# Degrees of freedom in a Homography matrix

Homograpy transformation maps a point in one plane into a point in another plane, $$\begin{pmatrix}x'\\ y'\\ 1\end{pmatrix} = H_{3\times 3}\begin{pmatrix}x\\ y\\ 1\end{pmatrix},$$ where the points $$X'$$ and $$X$$ are represented using homogeneous coordinates.

It is said that matrix $$H$$ is defined up to scale and its degree of freedom is 8. I understand that if $$H$$ is up to scale, then $$dof(H) = 8$$, but why $$H$$ is defined up to scale?

UPDATE

Affine transformation is $$\begin{pmatrix}x'\\ y'\\ 1\end{pmatrix} = Ax = \begin{pmatrix}a_1 &a_2 &a_3\\ a_4 &a_5 &a_6\\ 0 &0 &1\end{pmatrix}\begin{pmatrix}x\\ y\\ 1\end{pmatrix},$$ why is $$dof(A)$$ 6?

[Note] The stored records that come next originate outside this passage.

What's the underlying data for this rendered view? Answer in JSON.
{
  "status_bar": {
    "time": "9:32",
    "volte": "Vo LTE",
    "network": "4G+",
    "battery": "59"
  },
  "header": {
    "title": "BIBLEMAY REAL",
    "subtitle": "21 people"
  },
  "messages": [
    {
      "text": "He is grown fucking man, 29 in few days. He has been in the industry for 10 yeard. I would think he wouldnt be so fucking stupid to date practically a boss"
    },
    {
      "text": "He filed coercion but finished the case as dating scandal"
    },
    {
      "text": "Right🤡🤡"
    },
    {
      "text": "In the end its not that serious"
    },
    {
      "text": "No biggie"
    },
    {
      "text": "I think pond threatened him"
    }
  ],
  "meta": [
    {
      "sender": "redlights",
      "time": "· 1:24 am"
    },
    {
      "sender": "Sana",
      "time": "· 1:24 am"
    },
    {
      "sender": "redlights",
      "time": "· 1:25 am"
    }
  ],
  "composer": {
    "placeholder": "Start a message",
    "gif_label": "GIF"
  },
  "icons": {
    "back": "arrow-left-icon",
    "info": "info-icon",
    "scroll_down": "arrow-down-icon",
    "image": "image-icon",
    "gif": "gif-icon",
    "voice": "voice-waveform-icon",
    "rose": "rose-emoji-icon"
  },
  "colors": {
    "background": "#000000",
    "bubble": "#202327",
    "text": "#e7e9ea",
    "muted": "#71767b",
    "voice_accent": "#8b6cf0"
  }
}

When we use homogeneous coordinates, if a point $P$ in a plane is represented by a vector $x = [x_1, x_2, x_3]^T$, then any non-zero scalar multiple of $x$ also represents the same point $P$.
If $H$ represents a homography, and $Hx = y$, then $(cH)x = cy$. And $cy$ represents the same point as $y$. This shows that $cH$ represents the same homography as $H$. (Assuming $c \neq 0$.)
• I update my post, according to your answer, affine transformation matrix should have $5$ degree of freedom, but it doesn't. Sep 29, 2013 at 11:01
• One way to look at it is that, when we use homogeneous coordinates, an affine transformation is represented by a matrix of the form $\begin{bmatrix} a_{11} & a_{12} & a_{13} \\ a_{21} & a_{22} & a_{23} \\ 0 & 0 & a_{33} \end{bmatrix}$ where $a_{33} \neq 0$. This matrix has $7$ non-zeros entries, but any nonzero scalar multiple of it represents the same affine transformation. So there are $6$ degrees of freedom for the affine transformation. Sep 29, 2013 at 21:12
• I feel the last line in this statement is that some element of $H$ will have non-zero value $k$, and so by letting $c=\frac{1}{k}$, then $cH$ will have a given value constant at $1$, hence why you have $9-1=8$ degrees of freedom. May 2, 2023 at 3:45